*TASK TO CARRY OUT*
Your task is to copy the data exactly while leaving out every picture.

DATA SHOWN Block Start

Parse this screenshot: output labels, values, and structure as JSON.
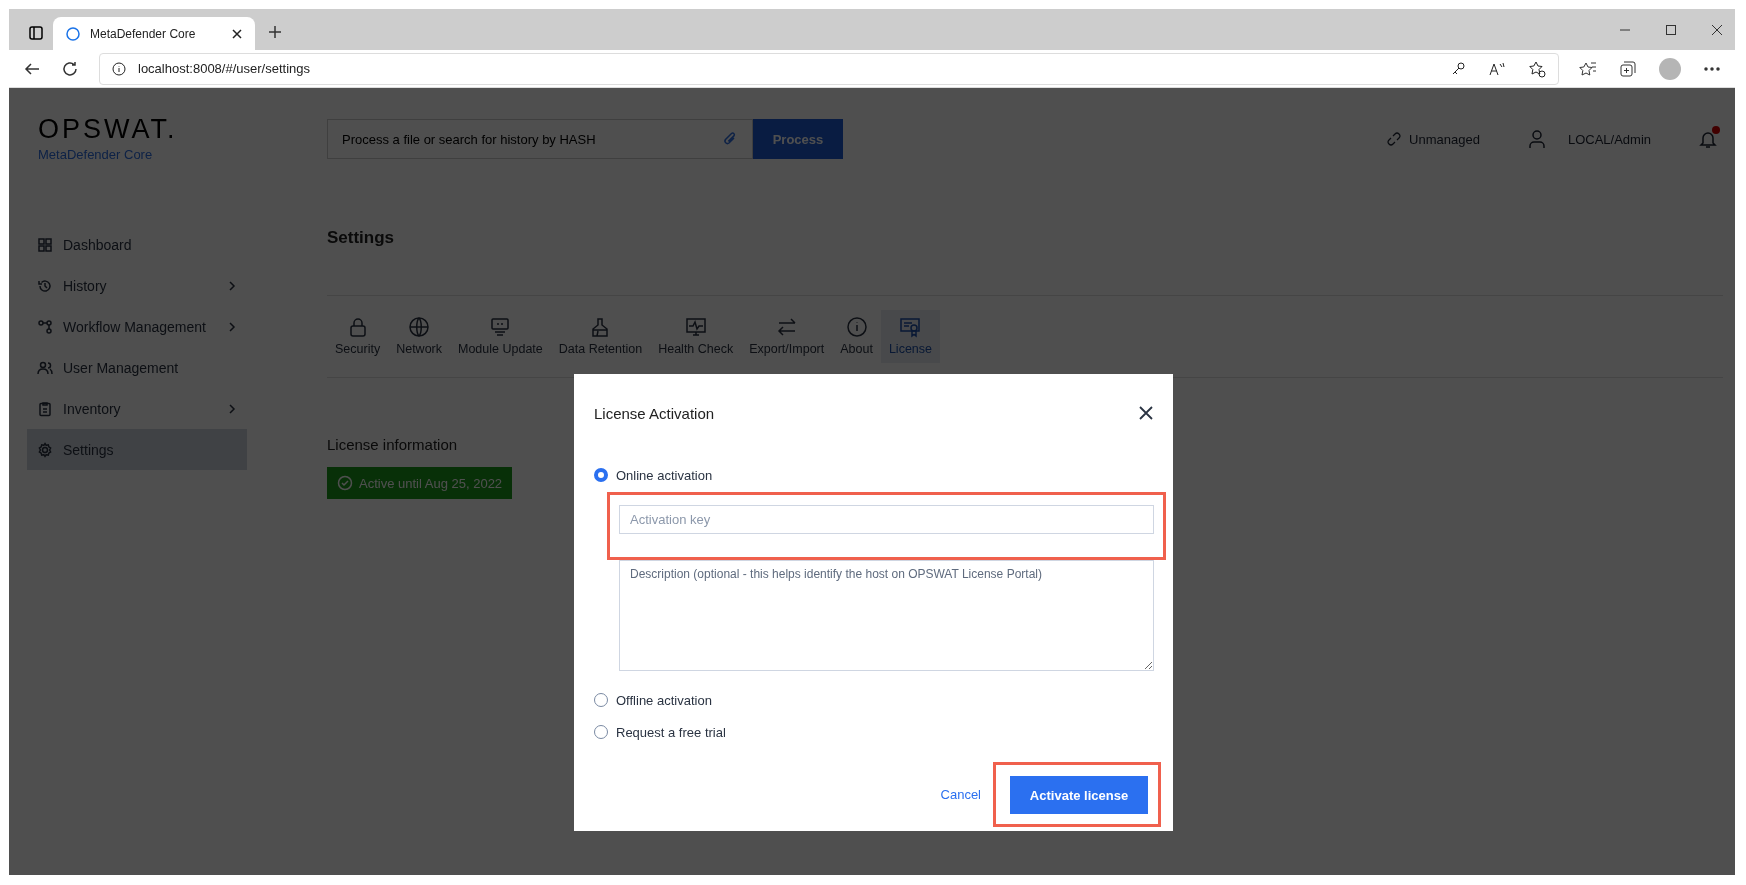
{
  "browser": {
    "tab_title": "MetaDefender Core",
    "url": "localhost:8008/#/user/settings"
  },
  "header": {
    "logo": "OPSWAT.",
    "product": "MetaDefender Core",
    "search_placeholder": "Process a file or search for history by HASH",
    "process_button": "Process",
    "management": "Unmanaged",
    "user": "LOCAL/Admin",
    "unread_notifications": true
  },
  "sidebar": {
    "items": [
      {
        "label": "Dashboard",
        "expandable": false,
        "selected": false
      },
      {
        "label": "History",
        "expandable": true,
        "selected": false
      },
      {
        "label": "Workflow Management",
        "expandable": true,
        "selected": false
      },
      {
        "label": "User Management",
        "expandable": false,
        "selected": false
      },
      {
        "label": "Inventory",
        "expandable": true,
        "selected": false
      },
      {
        "label": "Settings",
        "expandable": false,
        "selected": true
      }
    ]
  },
  "settings": {
    "title": "Settings",
    "tabs": [
      {
        "label": "Security",
        "selected": false
      },
      {
        "label": "Network",
        "selected": false
      },
      {
        "label": "Module Update",
        "selected": false
      },
      {
        "label": "Data Retention",
        "selected": false
      },
      {
        "label": "Health Check",
        "selected": false
      },
      {
        "label": "Export/Import",
        "selected": false
      },
      {
        "label": "About",
        "selected": false
      },
      {
        "label": "License",
        "selected": true
      }
    ],
    "license_heading": "License information",
    "license_status": {
      "kind": "active",
      "text": "Active until Aug 25, 2022"
    }
  },
  "dialog": {
    "title": "License Activation",
    "options": [
      {
        "label": "Online activation",
        "selected": true
      },
      {
        "label": "Offline activation",
        "selected": false
      },
      {
        "label": "Request a free trial",
        "selected": false
      }
    ],
    "key_placeholder": "Activation key",
    "key_highlighted": true,
    "description_placeholder": "Description (optional - this helps identify the host on OPSWAT License Portal)",
    "cancel": "Cancel",
    "activate": "Activate license",
    "activate_highlighted": true
  }
}
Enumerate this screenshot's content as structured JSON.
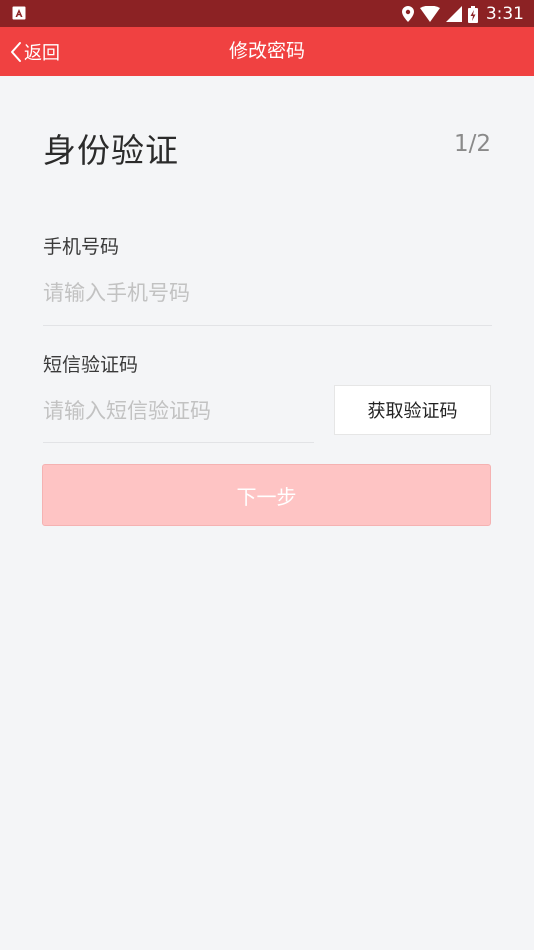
{
  "status_bar": {
    "time": "3:31",
    "icons": [
      "notification-icon",
      "location-icon",
      "wifi-icon",
      "signal-icon",
      "battery-icon"
    ]
  },
  "nav": {
    "back_label": "返回",
    "title": "修改密码"
  },
  "main": {
    "page_title": "身份验证",
    "step": "1/2",
    "phone": {
      "label": "手机号码",
      "value": "",
      "placeholder": "请输入手机号码"
    },
    "sms": {
      "label": "短信验证码",
      "value": "",
      "placeholder": "请输入短信验证码",
      "get_code_label": "获取验证码"
    },
    "next_label": "下一步"
  },
  "colors": {
    "status_bar": "#8c2224",
    "nav_bar": "#f04141",
    "background": "#f4f5f7",
    "next_button_disabled": "#fec4c4"
  }
}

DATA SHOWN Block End

*EXERCISE OUTPUT*
Parse this screenshot: output labels, values, and structure as JSON.
{
  "browser": {
    "tab_title": "MetaDefender Core",
    "url": "localhost:8008/#/user/settings"
  },
  "header": {
    "logo": "OPSWAT.",
    "product": "MetaDefender Core",
    "search_placeholder": "Process a file or search for history by HASH",
    "process_button": "Process",
    "management": "Unmanaged",
    "user": "LOCAL/Admin",
    "unread_notifications": true
  },
  "sidebar": {
    "items": [
      {
        "label": "Dashboard",
        "expandable": false,
        "selected": false
      },
      {
        "label": "History",
        "expandable": true,
        "selected": false
      },
      {
        "label": "Workflow Management",
        "expandable": true,
        "selected": false
      },
      {
        "label": "User Management",
        "expandable": false,
        "selected": false
      },
      {
        "label": "Inventory",
        "expandable": true,
        "selected": false
      },
      {
        "label": "Settings",
        "expandable": false,
        "selected": true
      }
    ]
  },
  "settings": {
    "title": "Settings",
    "tabs": [
      {
        "label": "Security",
        "selected": false
      },
      {
        "label": "Network",
        "selected": false
      },
      {
        "label": "Module Update",
        "selected": false
      },
      {
        "label": "Data Retention",
        "selected": false
      },
      {
        "label": "Health Check",
        "selected": false
      },
      {
        "label": "Export/Import",
        "selected": false
      },
      {
        "label": "About",
        "selected": false
      },
      {
        "label": "License",
        "selected": true
      }
    ],
    "license_heading": "License information",
    "license_status": {
      "kind": "active",
      "text": "Active until Aug 25, 2022"
    }
  },
  "dialog": {
    "title": "License Activation",
    "options": [
      {
        "label": "Online activation",
        "selected": true
      },
      {
        "label": "Offline activation",
        "selected": false
      },
      {
        "label": "Request a free trial",
        "selected": false
      }
    ],
    "key_placeholder": "Activation key",
    "key_highlighted": true,
    "description_placeholder": "Description (optional - this helps identify the host on OPSWAT License Portal)",
    "cancel": "Cancel",
    "activate": "Activate license",
    "activate_highlighted": true
  }
}
Enumerate this screenshot's content as structured JSON.
{
  "status_bar": {
    "time": "3:31",
    "icons": [
      "notification-icon",
      "location-icon",
      "wifi-icon",
      "signal-icon",
      "battery-icon"
    ]
  },
  "nav": {
    "back_label": "返回",
    "title": "修改密码"
  },
  "main": {
    "page_title": "身份验证",
    "step": "1/2",
    "phone": {
      "label": "手机号码",
      "value": "",
      "placeholder": "请输入手机号码"
    },
    "sms": {
      "label": "短信验证码",
      "value": "",
      "placeholder": "请输入短信验证码",
      "get_code_label": "获取验证码"
    },
    "next_label": "下一步"
  },
  "colors": {
    "status_bar": "#8c2224",
    "nav_bar": "#f04141",
    "background": "#f4f5f7",
    "next_button_disabled": "#fec4c4"
  }
}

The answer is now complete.